“It’s good,” he says cooly, referring to the state of relations between him and Hamilton. “I mean, we’re how competitors should be. We’re not exactly going to have dinner together but that’s fine. You have that competitive spirit and we always try to beat each other on track, but also try to respect each other off track as well. So far there have been some tense moments, but overall it’s been all right.”
While that might be an understatement to those on the outside, Verstappen’s measured response stems from the fact that — for the most part — the Dutchman is an imperturbable operator. While his temper can occasionally boil over in the heat of the moment, he’s quick to cool off and maintains a steely repose for all external affairs. Given he’s just turned 24 years old, the Red Bull frontman has an air of ‘Ice Man’ Kimi Räikkönen about him already. And while he’s unafraid to say it how is, he’s a seasoned operator in the art of diplomacy.
Despite his global stardom, which translates to a combined social media following of over 10million people, the Dutchman doesn’t care much about the media circus that surrounds him. “I know what I have to know in F1, within the team, and I’m not really interested in all the other stories around,” he insists. “I don’t want to follow it. I don’t want to see it on my feed. I just focus on having my own time with family and friends when I’m at home. If I am on social media, I don’t want to see a racing car.”
Even when the action cranks up following Silverstone or Monza and a media storm ensues, Verstappen maintains he’s unaffected by the fallout. “It’s not going to influence anything I do on the weekend, on the track, or my performance, so it’s just a waste of time to look at it. I prefer to spend the free time I have with my family or friends.”
"I just go step by step; race by race..."
At times like this, when the young racer isn’t criss crossing his way around the world, he can be found at his home in Fontvieille, Monaco, overlooking the superyachts moored in Cap d’Ail.
“One of the best things about living in Monaco is the quality of life…I think where you choose to live is really important when you’re away a lot.” In between races, Verstappen eases off the throttle — albeit not entirely — and often takes to the water. With a penchant for jet skis, Verstappen can often be found riding off the coast with friends on his Red Bull liveried machine. “Sometimes you just take the boat out and park it up somewhere in a little bay or you take the jet skis out, explore the coast and have a bit of fun.”
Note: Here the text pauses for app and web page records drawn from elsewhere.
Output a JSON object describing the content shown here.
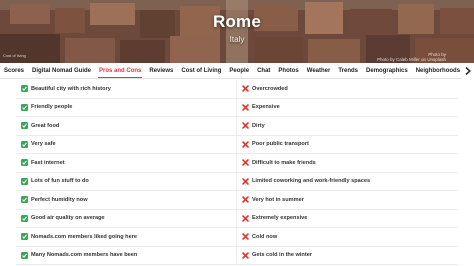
{
  "hero": {
    "city": "Rome",
    "country": "Italy",
    "credit_left": "Cost of living",
    "credit_right_line1": "Photo by",
    "credit_right_line2": "Photo by Caleb Miller on Unsplash"
  },
  "tabs": [
    {
      "label": "Scores",
      "active": false
    },
    {
      "label": "Digital Nomad Guide",
      "active": false
    },
    {
      "label": "Pros and Cons",
      "active": true
    },
    {
      "label": "Reviews",
      "active": false
    },
    {
      "label": "Cost of Living",
      "active": false
    },
    {
      "label": "People",
      "active": false
    },
    {
      "label": "Chat",
      "active": false
    },
    {
      "label": "Photos",
      "active": false
    },
    {
      "label": "Weather",
      "active": false
    },
    {
      "label": "Trends",
      "active": false
    },
    {
      "label": "Demographics",
      "active": false
    },
    {
      "label": "Neighborhoods",
      "active": false
    }
  ],
  "colors": {
    "accent": "#e6334a",
    "pro_icon": "#3aa757",
    "con_icon": "#e0362d"
  },
  "icons": {
    "pro": "check-mark-icon",
    "con": "cross-mark-icon",
    "tabs_more": "chevron-right-icon"
  },
  "pros": [
    "Beautiful city with rich history",
    "Friendly people",
    "Great food",
    "Very safe",
    "Fast internet",
    "Lots of fun stuff to do",
    "Perfect humidity now",
    "Good air quality on average",
    "Nomads.com members liked going here",
    "Many Nomads.com members have been"
  ],
  "cons": [
    "Overcrowded",
    "Expensive",
    "Dirty",
    "Poor public transport",
    "Difficult to make friends",
    "Limited coworking and work-friendly spaces",
    "Very hot in summer",
    "Extremely expensive",
    "Cold now",
    "Gets cold in the winter"
  ]
}
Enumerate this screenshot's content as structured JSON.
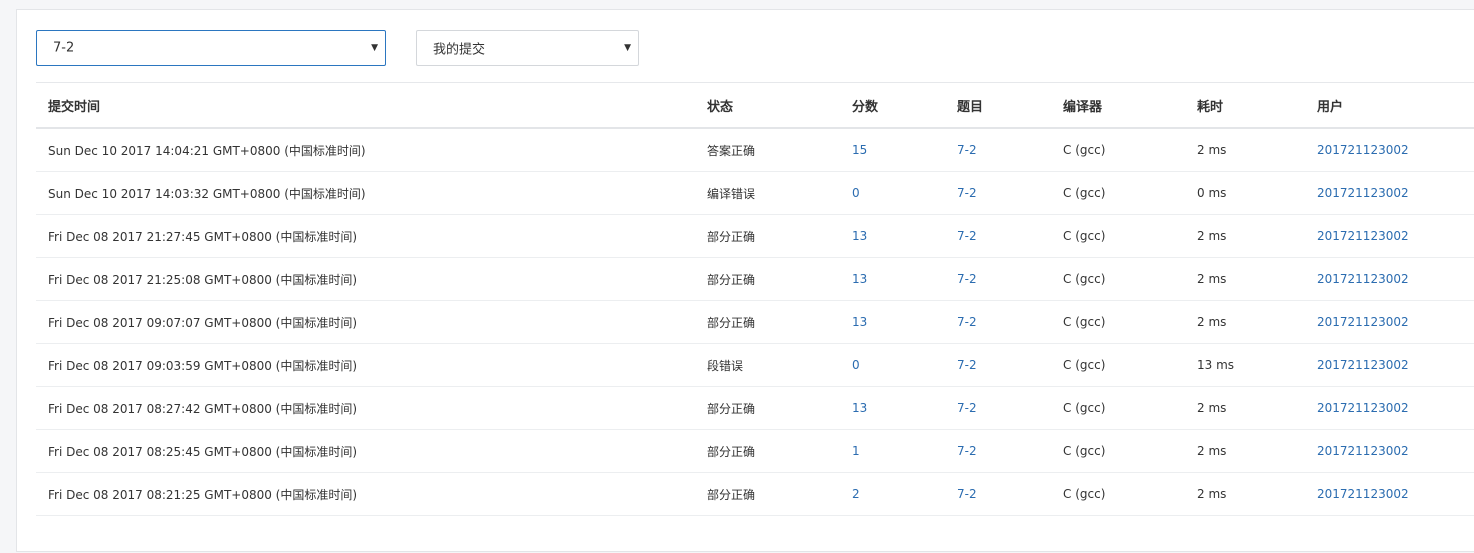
{
  "filters": {
    "problem": "7-2",
    "scope": "我的提交",
    "caret": "▼"
  },
  "table": {
    "headers": [
      "提交时间",
      "状态",
      "分数",
      "题目",
      "编译器",
      "耗时",
      "用户"
    ],
    "rows": [
      {
        "time": "Sun Dec 10 2017 14:04:21 GMT+0800 (中国标准时间)",
        "status": "答案正确",
        "status_type": "accepted",
        "score": "15",
        "problem": "7-2",
        "compiler": "C (gcc)",
        "duration": "2 ms",
        "user": "201721123002"
      },
      {
        "time": "Sun Dec 10 2017 14:03:32 GMT+0800 (中国标准时间)",
        "status": "编译错误",
        "status_type": "compile",
        "score": "0",
        "problem": "7-2",
        "compiler": "C (gcc)",
        "duration": "0 ms",
        "user": "201721123002"
      },
      {
        "time": "Fri Dec 08 2017 21:27:45 GMT+0800 (中国标准时间)",
        "status": "部分正确",
        "status_type": "partial",
        "score": "13",
        "problem": "7-2",
        "compiler": "C (gcc)",
        "duration": "2 ms",
        "user": "201721123002"
      },
      {
        "time": "Fri Dec 08 2017 21:25:08 GMT+0800 (中国标准时间)",
        "status": "部分正确",
        "status_type": "partial",
        "score": "13",
        "problem": "7-2",
        "compiler": "C (gcc)",
        "duration": "2 ms",
        "user": "201721123002"
      },
      {
        "time": "Fri Dec 08 2017 09:07:07 GMT+0800 (中国标准时间)",
        "status": "部分正确",
        "status_type": "partial",
        "score": "13",
        "problem": "7-2",
        "compiler": "C (gcc)",
        "duration": "2 ms",
        "user": "201721123002"
      },
      {
        "time": "Fri Dec 08 2017 09:03:59 GMT+0800 (中国标准时间)",
        "status": "段错误",
        "status_type": "segfault",
        "score": "0",
        "problem": "7-2",
        "compiler": "C (gcc)",
        "duration": "13 ms",
        "user": "201721123002"
      },
      {
        "time": "Fri Dec 08 2017 08:27:42 GMT+0800 (中国标准时间)",
        "status": "部分正确",
        "status_type": "partial",
        "score": "13",
        "problem": "7-2",
        "compiler": "C (gcc)",
        "duration": "2 ms",
        "user": "201721123002"
      },
      {
        "time": "Fri Dec 08 2017 08:25:45 GMT+0800 (中国标准时间)",
        "status": "部分正确",
        "status_type": "partial",
        "score": "1",
        "problem": "7-2",
        "compiler": "C (gcc)",
        "duration": "2 ms",
        "user": "201721123002"
      },
      {
        "time": "Fri Dec 08 2017 08:21:25 GMT+0800 (中国标准时间)",
        "status": "部分正确",
        "status_type": "partial",
        "score": "2",
        "problem": "7-2",
        "compiler": "C (gcc)",
        "duration": "2 ms",
        "user": "201721123002"
      }
    ]
  },
  "colors": {
    "accepted": "#d9413a",
    "compile_error": "#2a9fd6",
    "partial": "#4aa24a",
    "link": "#2b6cb0",
    "select_focus_border": "#2b76c0"
  }
}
Despite the distractions of living in Monaco, it’s on the hardened asphalt of the racetrack where Verstappen’s unwavering attention remains. Now closer than he’s ever been to that all-important first World Championship title, it’s no exaggeration to say the Dutchman has been waiting his whole life for this opportunity.
“There’s still a long way to go,” he says, refusing to let his mind wander to thoughts of a championship win. “I know I’m in that fight, but it’s more about trying to maximise every single weekend to try and gain more of an advantage. That’s what we’re really focused on at the moment. I’m not much of a dreamer, so I don’t really think about Abu Dhabi [the season finale] too much yet. I just go step by step, and race by race to try and get the most possible points, every time.”
Now in his second decade of racing, while few 24-year-olds can claim to have such experience in their chosen field, there’s a palpable feeling that the young Dutchman is only just getting started. At 12 years younger than his nemesis, Hamilton, Verstappen leads the way for a new generation of racing drivers.
Should the Dutchman end the season on top, his name will be added to the list of only 33 World Championship winning drivers in the history of Formula One. All that stands in his way is one of the greatest racing drivers that ever lived.